I've been meaning to write this article for a long time now, but waited until the site makeover was complete. Now I've finally gotten around to it. (grin)
It's hard to imagine almost 30 years ago that the first Interactive Voice Response (IVR) systems were coming online to eventually replace operators. In fact, AT&T no longer has an operators. At all! They got rid of them several years ago. This video came out in October 2021, but it was recorded back in 1992. So take a look to see the beginning of the end.Read More
Evan Doorbell is mentioned in an article about talkable busy signals back in the old days where impromptu conferences were found.Read More
Imagine that. Verizon as well.
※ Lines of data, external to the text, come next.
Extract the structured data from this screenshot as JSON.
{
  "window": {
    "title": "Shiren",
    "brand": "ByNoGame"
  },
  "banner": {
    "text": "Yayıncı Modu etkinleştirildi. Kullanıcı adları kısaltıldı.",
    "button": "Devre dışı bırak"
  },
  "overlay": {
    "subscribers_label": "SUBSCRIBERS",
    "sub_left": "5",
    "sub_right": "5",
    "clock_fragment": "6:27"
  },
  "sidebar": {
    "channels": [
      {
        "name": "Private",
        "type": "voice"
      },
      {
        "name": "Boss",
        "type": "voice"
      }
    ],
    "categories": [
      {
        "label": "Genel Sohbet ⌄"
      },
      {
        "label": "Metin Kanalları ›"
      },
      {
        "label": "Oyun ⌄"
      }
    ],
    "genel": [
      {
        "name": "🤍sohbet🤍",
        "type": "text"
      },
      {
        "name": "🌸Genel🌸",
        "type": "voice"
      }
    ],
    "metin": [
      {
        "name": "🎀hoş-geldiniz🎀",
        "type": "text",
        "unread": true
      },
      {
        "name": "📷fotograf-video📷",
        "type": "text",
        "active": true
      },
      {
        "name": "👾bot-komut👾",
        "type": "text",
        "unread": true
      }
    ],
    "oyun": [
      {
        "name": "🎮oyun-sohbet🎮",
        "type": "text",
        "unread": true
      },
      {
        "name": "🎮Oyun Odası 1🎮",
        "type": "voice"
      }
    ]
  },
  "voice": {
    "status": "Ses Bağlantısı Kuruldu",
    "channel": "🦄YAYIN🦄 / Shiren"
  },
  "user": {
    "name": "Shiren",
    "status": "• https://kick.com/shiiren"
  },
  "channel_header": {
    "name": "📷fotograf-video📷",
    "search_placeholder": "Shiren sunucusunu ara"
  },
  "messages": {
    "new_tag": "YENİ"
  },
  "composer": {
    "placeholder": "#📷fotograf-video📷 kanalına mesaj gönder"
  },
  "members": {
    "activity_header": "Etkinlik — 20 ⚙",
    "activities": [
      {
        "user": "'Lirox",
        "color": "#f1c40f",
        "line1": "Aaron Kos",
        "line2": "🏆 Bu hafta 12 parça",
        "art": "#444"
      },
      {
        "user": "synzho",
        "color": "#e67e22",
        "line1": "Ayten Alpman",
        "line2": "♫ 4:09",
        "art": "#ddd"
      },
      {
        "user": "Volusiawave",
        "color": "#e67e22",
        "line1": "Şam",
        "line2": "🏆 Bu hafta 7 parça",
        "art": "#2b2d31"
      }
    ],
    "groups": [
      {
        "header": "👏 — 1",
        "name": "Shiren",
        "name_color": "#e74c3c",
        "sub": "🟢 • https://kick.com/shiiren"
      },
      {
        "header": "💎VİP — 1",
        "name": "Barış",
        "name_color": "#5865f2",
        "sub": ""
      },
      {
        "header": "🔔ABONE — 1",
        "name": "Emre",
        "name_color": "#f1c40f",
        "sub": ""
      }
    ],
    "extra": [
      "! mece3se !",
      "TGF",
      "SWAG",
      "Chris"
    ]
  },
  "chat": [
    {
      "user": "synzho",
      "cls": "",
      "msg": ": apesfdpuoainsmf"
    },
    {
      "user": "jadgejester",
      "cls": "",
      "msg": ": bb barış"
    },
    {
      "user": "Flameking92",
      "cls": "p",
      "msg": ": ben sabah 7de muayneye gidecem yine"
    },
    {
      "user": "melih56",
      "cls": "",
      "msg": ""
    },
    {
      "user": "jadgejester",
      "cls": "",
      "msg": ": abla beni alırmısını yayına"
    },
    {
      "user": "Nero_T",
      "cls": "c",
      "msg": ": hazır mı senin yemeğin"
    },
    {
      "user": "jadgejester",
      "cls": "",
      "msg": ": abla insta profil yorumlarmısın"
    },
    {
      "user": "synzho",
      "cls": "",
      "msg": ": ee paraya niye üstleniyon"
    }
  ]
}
Domestic terrorism hits the main downtown AT&T central office in Nashville, TN - knocking out communications for a good portion of town.Read More
More name changes and more confusion on the telecom front.
CenturyLink (formerly CenturyTel, Embarq, Sprint, United Telephone, Qwest, US West, and a number of Baby Bells) is now called Lumen technologies, effective Sept. 18, 2020.
They will continue to market their residential and small business services as CenturyLink, but enterprise business is now called Lumen.
Nice website that talks about Princess phone history:
The Death of Sprint - once a force to be beckoned with, is now history. A good synopsis can be found here: https://blog.telegeography.com/sprint-reaches-the-finish-line-the-rise-and-fall-of-an-american-telco
Eventually I'll get around to writing a page about this history and demise of Sprint. That may take a while. But it is on my To-Do list.Read More
As a researcher at AT&T, she helped lay the groundwork for modern digital assistants like Siri and Alexa.
Dr. Sydral's research at Bell Labs in speech synthesis was incorporated into AT&T's Natural Voices, which in 1998 was cutting edge technology. It was later the foundation for the modern Siri and other computer voice systems.Read More
A *VERY* over simplification of how the old phone system used 2600 Hz as the key frequency for handing answer supervision and SF (single frequency) dialing. Of course discovered by accident using a "Captain Crunch" whistle that just happened to be at 2600 Hz.Read More